[Stored records]
○ ○ ○ ○

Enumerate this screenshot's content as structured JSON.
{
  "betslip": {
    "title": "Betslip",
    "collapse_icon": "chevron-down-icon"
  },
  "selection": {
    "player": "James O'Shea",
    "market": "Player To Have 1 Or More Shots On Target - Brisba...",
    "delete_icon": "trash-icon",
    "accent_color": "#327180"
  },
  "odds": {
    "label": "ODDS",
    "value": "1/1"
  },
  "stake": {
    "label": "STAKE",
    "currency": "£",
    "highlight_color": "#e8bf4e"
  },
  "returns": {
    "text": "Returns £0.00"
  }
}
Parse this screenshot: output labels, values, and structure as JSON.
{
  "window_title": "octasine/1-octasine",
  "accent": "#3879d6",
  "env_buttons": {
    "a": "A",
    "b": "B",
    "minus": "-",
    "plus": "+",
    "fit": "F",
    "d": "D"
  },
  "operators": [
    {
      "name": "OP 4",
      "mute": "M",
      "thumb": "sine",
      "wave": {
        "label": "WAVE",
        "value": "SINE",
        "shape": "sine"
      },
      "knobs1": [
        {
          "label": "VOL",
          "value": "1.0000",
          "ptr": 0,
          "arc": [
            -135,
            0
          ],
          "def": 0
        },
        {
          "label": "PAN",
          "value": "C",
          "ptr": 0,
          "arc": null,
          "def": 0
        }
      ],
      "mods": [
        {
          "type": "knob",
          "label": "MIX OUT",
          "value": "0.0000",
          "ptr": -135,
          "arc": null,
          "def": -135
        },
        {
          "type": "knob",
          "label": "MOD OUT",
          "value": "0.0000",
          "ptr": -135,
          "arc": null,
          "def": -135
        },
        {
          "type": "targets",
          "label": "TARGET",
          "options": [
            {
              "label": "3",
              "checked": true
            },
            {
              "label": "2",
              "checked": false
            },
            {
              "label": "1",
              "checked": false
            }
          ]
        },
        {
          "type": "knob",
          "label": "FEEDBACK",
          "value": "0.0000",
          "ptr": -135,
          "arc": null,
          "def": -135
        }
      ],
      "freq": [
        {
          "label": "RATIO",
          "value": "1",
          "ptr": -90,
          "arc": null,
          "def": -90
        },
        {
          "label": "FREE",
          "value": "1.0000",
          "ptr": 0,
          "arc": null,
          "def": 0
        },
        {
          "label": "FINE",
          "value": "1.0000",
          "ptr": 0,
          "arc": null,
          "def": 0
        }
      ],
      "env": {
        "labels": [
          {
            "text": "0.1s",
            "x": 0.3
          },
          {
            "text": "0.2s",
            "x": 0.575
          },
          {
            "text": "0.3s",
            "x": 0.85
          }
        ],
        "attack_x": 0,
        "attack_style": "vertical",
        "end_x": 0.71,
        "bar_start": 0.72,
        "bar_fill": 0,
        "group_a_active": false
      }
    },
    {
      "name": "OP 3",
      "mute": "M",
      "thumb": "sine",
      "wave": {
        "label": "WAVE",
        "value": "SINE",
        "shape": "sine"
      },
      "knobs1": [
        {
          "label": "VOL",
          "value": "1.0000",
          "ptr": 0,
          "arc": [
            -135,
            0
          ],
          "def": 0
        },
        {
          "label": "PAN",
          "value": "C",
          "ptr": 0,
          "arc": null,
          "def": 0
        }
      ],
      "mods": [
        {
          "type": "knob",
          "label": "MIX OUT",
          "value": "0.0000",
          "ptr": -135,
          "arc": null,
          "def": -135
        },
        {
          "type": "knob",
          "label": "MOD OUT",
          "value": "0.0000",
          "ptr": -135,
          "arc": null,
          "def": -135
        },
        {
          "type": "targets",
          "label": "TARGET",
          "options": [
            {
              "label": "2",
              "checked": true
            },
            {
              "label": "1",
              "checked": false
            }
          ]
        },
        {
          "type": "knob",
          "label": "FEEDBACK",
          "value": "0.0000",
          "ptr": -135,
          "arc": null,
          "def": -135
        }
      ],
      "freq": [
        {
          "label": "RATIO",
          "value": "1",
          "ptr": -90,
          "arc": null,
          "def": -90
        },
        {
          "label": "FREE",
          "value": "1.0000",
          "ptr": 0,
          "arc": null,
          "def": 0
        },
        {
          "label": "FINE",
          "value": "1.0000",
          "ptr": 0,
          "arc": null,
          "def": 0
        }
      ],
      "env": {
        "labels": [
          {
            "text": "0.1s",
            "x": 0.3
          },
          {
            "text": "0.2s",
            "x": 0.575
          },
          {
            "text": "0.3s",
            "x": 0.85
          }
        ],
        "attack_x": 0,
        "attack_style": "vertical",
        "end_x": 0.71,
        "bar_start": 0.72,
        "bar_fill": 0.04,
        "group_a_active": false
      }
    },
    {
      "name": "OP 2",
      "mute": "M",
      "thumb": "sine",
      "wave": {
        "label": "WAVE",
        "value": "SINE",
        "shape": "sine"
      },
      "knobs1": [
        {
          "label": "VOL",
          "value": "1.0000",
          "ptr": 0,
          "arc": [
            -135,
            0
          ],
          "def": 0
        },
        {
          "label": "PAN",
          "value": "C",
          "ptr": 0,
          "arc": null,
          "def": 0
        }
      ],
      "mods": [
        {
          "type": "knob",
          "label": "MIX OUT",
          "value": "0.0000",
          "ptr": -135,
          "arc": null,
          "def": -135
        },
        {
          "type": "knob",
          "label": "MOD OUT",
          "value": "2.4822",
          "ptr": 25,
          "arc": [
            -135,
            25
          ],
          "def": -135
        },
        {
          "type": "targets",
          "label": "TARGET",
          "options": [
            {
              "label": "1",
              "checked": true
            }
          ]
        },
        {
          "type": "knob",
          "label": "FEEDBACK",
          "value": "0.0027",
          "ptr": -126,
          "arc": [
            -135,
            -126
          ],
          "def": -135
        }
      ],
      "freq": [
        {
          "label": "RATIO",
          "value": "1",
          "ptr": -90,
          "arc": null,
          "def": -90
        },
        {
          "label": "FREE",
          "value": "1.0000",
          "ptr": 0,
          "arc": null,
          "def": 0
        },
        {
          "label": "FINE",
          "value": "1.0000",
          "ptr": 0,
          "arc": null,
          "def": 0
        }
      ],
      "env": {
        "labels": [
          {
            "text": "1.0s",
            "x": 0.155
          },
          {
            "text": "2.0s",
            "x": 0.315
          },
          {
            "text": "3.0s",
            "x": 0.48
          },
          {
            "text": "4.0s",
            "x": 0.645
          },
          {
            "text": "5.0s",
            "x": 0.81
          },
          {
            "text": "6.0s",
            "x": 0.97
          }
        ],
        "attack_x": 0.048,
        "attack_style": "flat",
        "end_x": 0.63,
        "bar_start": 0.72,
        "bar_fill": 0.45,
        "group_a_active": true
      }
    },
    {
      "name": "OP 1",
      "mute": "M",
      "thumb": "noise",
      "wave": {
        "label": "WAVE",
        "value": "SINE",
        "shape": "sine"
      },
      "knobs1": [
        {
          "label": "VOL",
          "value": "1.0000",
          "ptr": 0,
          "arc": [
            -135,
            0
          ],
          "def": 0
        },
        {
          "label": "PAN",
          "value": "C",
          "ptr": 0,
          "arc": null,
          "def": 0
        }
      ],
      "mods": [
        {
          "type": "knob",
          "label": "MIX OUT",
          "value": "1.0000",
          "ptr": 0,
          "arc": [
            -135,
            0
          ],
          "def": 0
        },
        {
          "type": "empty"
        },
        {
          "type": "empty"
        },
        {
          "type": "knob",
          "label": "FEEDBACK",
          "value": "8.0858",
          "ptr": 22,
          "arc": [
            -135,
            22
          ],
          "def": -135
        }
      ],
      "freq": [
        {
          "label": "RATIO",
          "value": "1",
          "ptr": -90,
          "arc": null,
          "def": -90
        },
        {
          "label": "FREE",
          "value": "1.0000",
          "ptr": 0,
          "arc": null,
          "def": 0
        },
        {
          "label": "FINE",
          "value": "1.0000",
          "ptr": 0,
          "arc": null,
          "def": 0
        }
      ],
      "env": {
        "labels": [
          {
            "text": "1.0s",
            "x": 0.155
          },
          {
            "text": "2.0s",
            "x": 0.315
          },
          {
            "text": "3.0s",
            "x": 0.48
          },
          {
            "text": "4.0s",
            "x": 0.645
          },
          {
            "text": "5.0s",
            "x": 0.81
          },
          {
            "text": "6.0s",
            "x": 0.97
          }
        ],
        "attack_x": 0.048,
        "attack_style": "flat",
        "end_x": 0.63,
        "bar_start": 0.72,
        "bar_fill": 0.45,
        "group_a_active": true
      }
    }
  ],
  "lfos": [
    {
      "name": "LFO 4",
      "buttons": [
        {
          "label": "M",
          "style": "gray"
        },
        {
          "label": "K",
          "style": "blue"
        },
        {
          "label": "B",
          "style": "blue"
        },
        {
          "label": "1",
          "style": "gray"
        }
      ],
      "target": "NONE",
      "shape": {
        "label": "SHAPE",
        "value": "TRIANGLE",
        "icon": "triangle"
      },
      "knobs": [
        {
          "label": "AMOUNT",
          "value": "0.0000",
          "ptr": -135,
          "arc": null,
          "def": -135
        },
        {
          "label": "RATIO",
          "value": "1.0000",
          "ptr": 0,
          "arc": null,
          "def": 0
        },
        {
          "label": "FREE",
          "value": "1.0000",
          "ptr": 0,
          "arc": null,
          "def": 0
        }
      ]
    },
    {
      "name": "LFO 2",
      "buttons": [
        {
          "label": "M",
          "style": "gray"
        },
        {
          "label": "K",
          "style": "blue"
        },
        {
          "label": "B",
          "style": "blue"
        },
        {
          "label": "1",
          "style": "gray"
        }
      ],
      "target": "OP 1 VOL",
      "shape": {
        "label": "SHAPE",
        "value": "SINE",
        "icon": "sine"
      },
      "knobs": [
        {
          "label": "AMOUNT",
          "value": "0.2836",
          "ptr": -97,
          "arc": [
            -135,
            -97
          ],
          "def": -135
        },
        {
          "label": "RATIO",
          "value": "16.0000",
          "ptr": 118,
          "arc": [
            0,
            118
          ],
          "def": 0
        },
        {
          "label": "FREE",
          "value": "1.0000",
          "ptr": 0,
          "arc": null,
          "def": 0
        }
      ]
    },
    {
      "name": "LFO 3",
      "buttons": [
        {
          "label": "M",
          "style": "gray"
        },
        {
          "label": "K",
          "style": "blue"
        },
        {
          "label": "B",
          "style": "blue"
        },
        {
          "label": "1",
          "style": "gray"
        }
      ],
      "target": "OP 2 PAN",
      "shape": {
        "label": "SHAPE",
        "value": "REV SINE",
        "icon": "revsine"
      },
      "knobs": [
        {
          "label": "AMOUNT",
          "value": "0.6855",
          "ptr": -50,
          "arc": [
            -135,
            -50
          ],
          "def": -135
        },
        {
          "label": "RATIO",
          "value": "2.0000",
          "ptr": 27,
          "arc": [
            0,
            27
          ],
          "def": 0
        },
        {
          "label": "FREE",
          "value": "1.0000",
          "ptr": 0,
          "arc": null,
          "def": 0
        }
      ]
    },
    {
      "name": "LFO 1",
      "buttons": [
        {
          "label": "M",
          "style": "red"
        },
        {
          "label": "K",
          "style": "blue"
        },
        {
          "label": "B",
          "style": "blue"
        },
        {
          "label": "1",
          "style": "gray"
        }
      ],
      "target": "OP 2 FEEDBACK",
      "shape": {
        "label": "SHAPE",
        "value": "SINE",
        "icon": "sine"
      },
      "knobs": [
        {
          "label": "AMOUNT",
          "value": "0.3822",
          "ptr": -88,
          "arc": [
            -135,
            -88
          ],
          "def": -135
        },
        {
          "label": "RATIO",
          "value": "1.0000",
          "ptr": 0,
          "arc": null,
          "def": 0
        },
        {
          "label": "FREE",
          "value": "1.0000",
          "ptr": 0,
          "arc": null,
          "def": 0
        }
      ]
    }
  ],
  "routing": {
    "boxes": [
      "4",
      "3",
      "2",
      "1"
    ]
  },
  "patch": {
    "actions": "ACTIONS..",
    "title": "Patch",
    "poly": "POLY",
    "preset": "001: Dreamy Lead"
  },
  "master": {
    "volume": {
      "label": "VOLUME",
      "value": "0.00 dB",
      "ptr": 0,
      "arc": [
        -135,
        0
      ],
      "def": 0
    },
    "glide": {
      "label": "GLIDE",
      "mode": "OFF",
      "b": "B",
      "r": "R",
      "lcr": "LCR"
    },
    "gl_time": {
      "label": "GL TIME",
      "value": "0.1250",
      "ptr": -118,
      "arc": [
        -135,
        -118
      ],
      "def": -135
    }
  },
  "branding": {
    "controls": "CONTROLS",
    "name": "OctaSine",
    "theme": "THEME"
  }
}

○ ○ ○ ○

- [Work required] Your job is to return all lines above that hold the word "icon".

- [Problem solution]
    "collapse_icon": "chevron-down-icon"
    "delete_icon": "trash-icon",
        "icon": "triangle"
        "icon": "sine"
        "icon": "revsine"
        "icon": "sine"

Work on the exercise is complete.